## [Aim of the exercise]
The whole listing is to be repeated exactly. Add nothing.

## [Data for processing]
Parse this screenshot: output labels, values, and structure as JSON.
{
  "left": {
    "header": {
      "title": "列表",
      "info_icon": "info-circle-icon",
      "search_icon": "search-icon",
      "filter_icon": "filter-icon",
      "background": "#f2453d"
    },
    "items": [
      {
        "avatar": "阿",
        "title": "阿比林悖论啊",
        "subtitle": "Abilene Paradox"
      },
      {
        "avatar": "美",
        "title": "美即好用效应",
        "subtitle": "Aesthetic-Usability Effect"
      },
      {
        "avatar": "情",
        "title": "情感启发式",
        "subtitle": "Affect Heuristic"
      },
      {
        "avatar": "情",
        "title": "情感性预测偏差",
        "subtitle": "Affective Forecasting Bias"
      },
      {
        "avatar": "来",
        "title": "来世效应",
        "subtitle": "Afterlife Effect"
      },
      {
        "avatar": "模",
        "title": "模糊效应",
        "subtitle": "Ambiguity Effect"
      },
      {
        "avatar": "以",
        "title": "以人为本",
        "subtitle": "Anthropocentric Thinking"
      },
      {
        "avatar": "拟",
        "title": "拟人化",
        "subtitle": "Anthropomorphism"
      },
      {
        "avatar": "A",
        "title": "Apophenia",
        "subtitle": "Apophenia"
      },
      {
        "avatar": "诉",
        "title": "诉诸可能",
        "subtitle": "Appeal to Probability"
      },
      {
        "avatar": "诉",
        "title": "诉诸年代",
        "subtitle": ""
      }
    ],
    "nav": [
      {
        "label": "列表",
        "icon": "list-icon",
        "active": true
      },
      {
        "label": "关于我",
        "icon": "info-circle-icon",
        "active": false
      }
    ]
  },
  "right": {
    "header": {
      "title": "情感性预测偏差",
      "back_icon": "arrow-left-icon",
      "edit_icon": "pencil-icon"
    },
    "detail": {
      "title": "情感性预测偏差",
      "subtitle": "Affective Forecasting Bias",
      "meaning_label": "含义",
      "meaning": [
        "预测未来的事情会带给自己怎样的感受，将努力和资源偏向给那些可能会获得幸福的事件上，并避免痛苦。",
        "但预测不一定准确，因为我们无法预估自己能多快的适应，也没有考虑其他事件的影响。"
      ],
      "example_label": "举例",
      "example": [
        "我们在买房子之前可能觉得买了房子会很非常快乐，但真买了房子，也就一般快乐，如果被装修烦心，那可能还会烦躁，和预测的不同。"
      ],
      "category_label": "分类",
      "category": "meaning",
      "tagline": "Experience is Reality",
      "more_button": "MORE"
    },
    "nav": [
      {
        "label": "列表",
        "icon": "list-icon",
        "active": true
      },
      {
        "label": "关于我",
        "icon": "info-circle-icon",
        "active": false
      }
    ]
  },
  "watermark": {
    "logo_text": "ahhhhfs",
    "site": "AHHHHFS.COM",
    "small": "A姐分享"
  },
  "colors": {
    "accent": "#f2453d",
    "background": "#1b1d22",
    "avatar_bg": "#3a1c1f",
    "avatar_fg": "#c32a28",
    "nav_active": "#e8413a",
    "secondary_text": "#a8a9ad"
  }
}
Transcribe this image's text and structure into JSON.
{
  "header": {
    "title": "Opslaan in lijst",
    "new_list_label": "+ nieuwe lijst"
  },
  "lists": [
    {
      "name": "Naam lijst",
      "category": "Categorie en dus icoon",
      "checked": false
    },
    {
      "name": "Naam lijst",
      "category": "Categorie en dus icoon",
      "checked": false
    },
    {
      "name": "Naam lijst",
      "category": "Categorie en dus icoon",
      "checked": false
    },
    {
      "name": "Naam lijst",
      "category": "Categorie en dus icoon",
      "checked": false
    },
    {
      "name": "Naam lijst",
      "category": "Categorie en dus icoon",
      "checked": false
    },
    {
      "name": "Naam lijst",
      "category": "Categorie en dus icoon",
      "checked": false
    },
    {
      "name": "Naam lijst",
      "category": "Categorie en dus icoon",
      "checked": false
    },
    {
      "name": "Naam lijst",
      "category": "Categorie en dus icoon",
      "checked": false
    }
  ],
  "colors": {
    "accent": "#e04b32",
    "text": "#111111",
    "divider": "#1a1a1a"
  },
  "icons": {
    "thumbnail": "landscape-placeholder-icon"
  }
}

## [Task answer]
Parse this screenshot: output labels, values, and structure as JSON.
{
  "left": {
    "header": {
      "title": "列表",
      "info_icon": "info-circle-icon",
      "search_icon": "search-icon",
      "filter_icon": "filter-icon",
      "background": "#f2453d"
    },
    "items": [
      {
        "avatar": "阿",
        "title": "阿比林悖论啊",
        "subtitle": "Abilene Paradox"
      },
      {
        "avatar": "美",
        "title": "美即好用效应",
        "subtitle": "Aesthetic-Usability Effect"
      },
      {
        "avatar": "情",
        "title": "情感启发式",
        "subtitle": "Affect Heuristic"
      },
      {
        "avatar": "情",
        "title": "情感性预测偏差",
        "subtitle": "Affective Forecasting Bias"
      },
      {
        "avatar": "来",
        "title": "来世效应",
        "subtitle": "Afterlife Effect"
      },
      {
        "avatar": "模",
        "title": "模糊效应",
        "subtitle": "Ambiguity Effect"
      },
      {
        "avatar": "以",
        "title": "以人为本",
        "subtitle": "Anthropocentric Thinking"
      },
      {
        "avatar": "拟",
        "title": "拟人化",
        "subtitle": "Anthropomorphism"
      },
      {
        "avatar": "A",
        "title": "Apophenia",
        "subtitle": "Apophenia"
      },
      {
        "avatar": "诉",
        "title": "诉诸可能",
        "subtitle": "Appeal to Probability"
      },
      {
        "avatar": "诉",
        "title": "诉诸年代",
        "subtitle": ""
      }
    ],
    "nav": [
      {
        "label": "列表",
        "icon": "list-icon",
        "active": true
      },
      {
        "label": "关于我",
        "icon": "info-circle-icon",
        "active": false
      }
    ]
  },
  "right": {
    "header": {
      "title": "情感性预测偏差",
      "back_icon": "arrow-left-icon",
      "edit_icon": "pencil-icon"
    },
    "detail": {
      "title": "情感性预测偏差",
      "subtitle": "Affective Forecasting Bias",
      "meaning_label": "含义",
      "meaning": [
        "预测未来的事情会带给自己怎样的感受，将努力和资源偏向给那些可能会获得幸福的事件上，并避免痛苦。",
        "但预测不一定准确，因为我们无法预估自己能多快的适应，也没有考虑其他事件的影响。"
      ],
      "example_label": "举例",
      "example": [
        "我们在买房子之前可能觉得买了房子会很非常快乐，但真买了房子，也就一般快乐，如果被装修烦心，那可能还会烦躁，和预测的不同。"
      ],
      "category_label": "分类",
      "category": "meaning",
      "tagline": "Experience is Reality",
      "more_button": "MORE"
    },
    "nav": [
      {
        "label": "列表",
        "icon": "list-icon",
        "active": true
      },
      {
        "label": "关于我",
        "icon": "info-circle-icon",
        "active": false
      }
    ]
  },
  "watermark": {
    "logo_text": "ahhhhfs",
    "site": "AHHHHFS.COM",
    "small": "A姐分享"
  },
  "colors": {
    "accent": "#f2453d",
    "background": "#1b1d22",
    "avatar_bg": "#3a1c1f",
    "avatar_fg": "#c32a28",
    "nav_active": "#e8413a",
    "secondary_text": "#a8a9ad"
  }
}
Transcribe this image's text and structure into JSON.
{
  "header": {
    "title": "Opslaan in lijst",
    "new_list_label": "+ nieuwe lijst"
  },
  "lists": [
    {
      "name": "Naam lijst",
      "category": "Categorie en dus icoon",
      "checked": false
    },
    {
      "name": "Naam lijst",
      "category": "Categorie en dus icoon",
      "checked": false
    },
    {
      "name": "Naam lijst",
      "category": "Categorie en dus icoon",
      "checked": false
    },
    {
      "name": "Naam lijst",
      "category": "Categorie en dus icoon",
      "checked": false
    },
    {
      "name": "Naam lijst",
      "category": "Categorie en dus icoon",
      "checked": false
    },
    {
      "name": "Naam lijst",
      "category": "Categorie en dus icoon",
      "checked": false
    },
    {
      "name": "Naam lijst",
      "category": "Categorie en dus icoon",
      "checked": false
    },
    {
      "name": "Naam lijst",
      "category": "Categorie en dus icoon",
      "checked": false
    }
  ],
  "colors": {
    "accent": "#e04b32",
    "text": "#111111",
    "divider": "#1a1a1a"
  },
  "icons": {
    "thumbnail": "landscape-placeholder-icon"
  }
}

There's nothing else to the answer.